Count forward from the last rib to an appropriate rib space.
Typically the skin incision will be around the 10th intercostal space, allowing a sub-cutaneous tunnel to be placed of 2 intercostal spaces so that the drain will enter the 8th intercostal space.
Local anaesthesia is recommended even for patients under general anaesthesia. (1-2mg/kg Bupivacaine).
The local anaesthetic is injected at the point of the skin incision.
Through the sub-cutaneous tunnel.
Finally down into the intercostal space where the drain will be inserted.
Patient is then draped.
A stab incision is made in the skin approximating the diameter of the chest drain.
Chest drain ready to be placed. Typically 10FG for a small-sized dog, 12FG or 16FG for medium-sized dogs, and a 20FG for large-sized dogs. The dominant hand is holding the tip of the drain. The spike of the trocar always remains outside of the tip of the drain.
The drain is passed through the skin and along the subcutaneous tunnel to the selected intercostal space.
The drain is lifted vertically. The fingers of one hand hold the drain approximately 2cm from the tip, which is inserted with a controlled thrust in a confident and positive manner through the middle of the intercostal space.
Drain is inserted into the thoracic space.
The trocar is removed and depth of insertion checked using the markers on the drain.
There must be enough drain within the pleural space to secure it and to ensure that a seal is achieved.
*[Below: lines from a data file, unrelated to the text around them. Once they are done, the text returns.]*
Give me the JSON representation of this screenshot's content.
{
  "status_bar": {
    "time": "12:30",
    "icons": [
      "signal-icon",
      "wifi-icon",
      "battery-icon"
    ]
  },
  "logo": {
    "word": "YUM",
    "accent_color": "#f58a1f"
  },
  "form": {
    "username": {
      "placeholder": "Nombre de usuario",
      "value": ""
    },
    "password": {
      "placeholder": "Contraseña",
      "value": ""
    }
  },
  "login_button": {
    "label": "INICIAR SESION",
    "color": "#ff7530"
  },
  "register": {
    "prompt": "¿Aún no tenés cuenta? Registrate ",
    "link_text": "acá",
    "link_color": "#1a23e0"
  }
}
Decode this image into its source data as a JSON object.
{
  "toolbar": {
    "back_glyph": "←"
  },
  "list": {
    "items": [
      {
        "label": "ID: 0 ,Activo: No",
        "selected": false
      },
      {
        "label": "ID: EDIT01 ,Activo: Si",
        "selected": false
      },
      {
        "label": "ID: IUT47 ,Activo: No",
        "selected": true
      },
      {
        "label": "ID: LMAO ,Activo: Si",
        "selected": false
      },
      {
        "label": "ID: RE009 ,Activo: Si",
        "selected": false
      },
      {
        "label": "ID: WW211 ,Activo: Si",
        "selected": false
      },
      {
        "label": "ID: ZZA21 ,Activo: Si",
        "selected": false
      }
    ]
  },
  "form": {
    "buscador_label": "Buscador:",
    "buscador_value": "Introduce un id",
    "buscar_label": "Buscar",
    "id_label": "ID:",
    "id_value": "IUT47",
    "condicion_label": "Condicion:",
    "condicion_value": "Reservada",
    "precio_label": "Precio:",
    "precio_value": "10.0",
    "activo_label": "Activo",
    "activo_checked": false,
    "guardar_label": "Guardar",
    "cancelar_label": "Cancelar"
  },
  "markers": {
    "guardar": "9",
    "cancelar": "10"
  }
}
The drain can be clamped with atraumatic tubing clamps to create a seal and so avoid a pneumothorax.
It is very important not to use haemostats or needle holders for this purpose as they will damage the plastic drain potentially creating a leak.
A syringe may also be attached as an alternative to clamping and aspiration (air or fluid) can be carried out to ensure drain placement is appropriate.
A standard universal tubing adaptor can be inserted into the drain connection.
A three-way tap can then be connected.
Plus a syringe to allow aspiration.
An extension tube or giving set can be connected to the sidearm of the 3-way tap to collect fluid cleanly and so prevent aerosol contamination.
A Chinese finger trap or Roman Sandal suture is used to secure the drain. A straight needle swaged onto monofilament nylon or polypropylene is used.
A loose stitch is made through the skin and tied with a snug knot.
The nylon is wrapped around the drain with a double throw.
Passed around the drain and over the top.
Again with another double throw.
The third double throw.
The fourth and final double throw.
The suture is tied and and cut. The suture allows firm retention of the drain in place and traction on the drain tends to tighten the suture and prevent slipping.
A standard adult-size Heimlich valve can be used. In theory the patient’s respiratory efforts will help to open the valve and allow the expulsion of fluids from the pleural space.
The drain usefully has an arrow on it which points away from the patient. The end of the Heimlich valve has a soft tubing section which connects to the catheter tip syringe.
A gate clamp can also be placed on the chest drain as an additional safety feature. These must be undone before emptying the drain.
This is a soft silicone or rubber thoracic drain used by some surgeons. It can be placed using a close technique.
A subcutaneous tunnel is dissected with a blunt instrument.
The dissection is continued through the intercostal space.
The tip of the drain is grasped in the forceps, pushed through the subcutaneous tunnel, and subsequently plunged into the pleural space.
The drain is inserted into the pleural space.
This type of soft drain can only be placed with the patient under general anaesthesia. An open pneumothorax is produced during insertion and therefore the patient’s ventilation needs to be controlled.
A universal tubing connector is used to convert to a luer-lock system which can then be connected to a standard three-way tap.
Again the drain is secured at the skin with a Chinese finger trap or Roman Sandal suture. The drain has a radio-opaque strip within it allowing the identification of the drain’s position radiographically.
Additional side holes can be created by folding the drain and cutting across the corner.
This may improve the efficiency of drainage but care with sharp edges.
The drain is also weakened.
The drain may then break!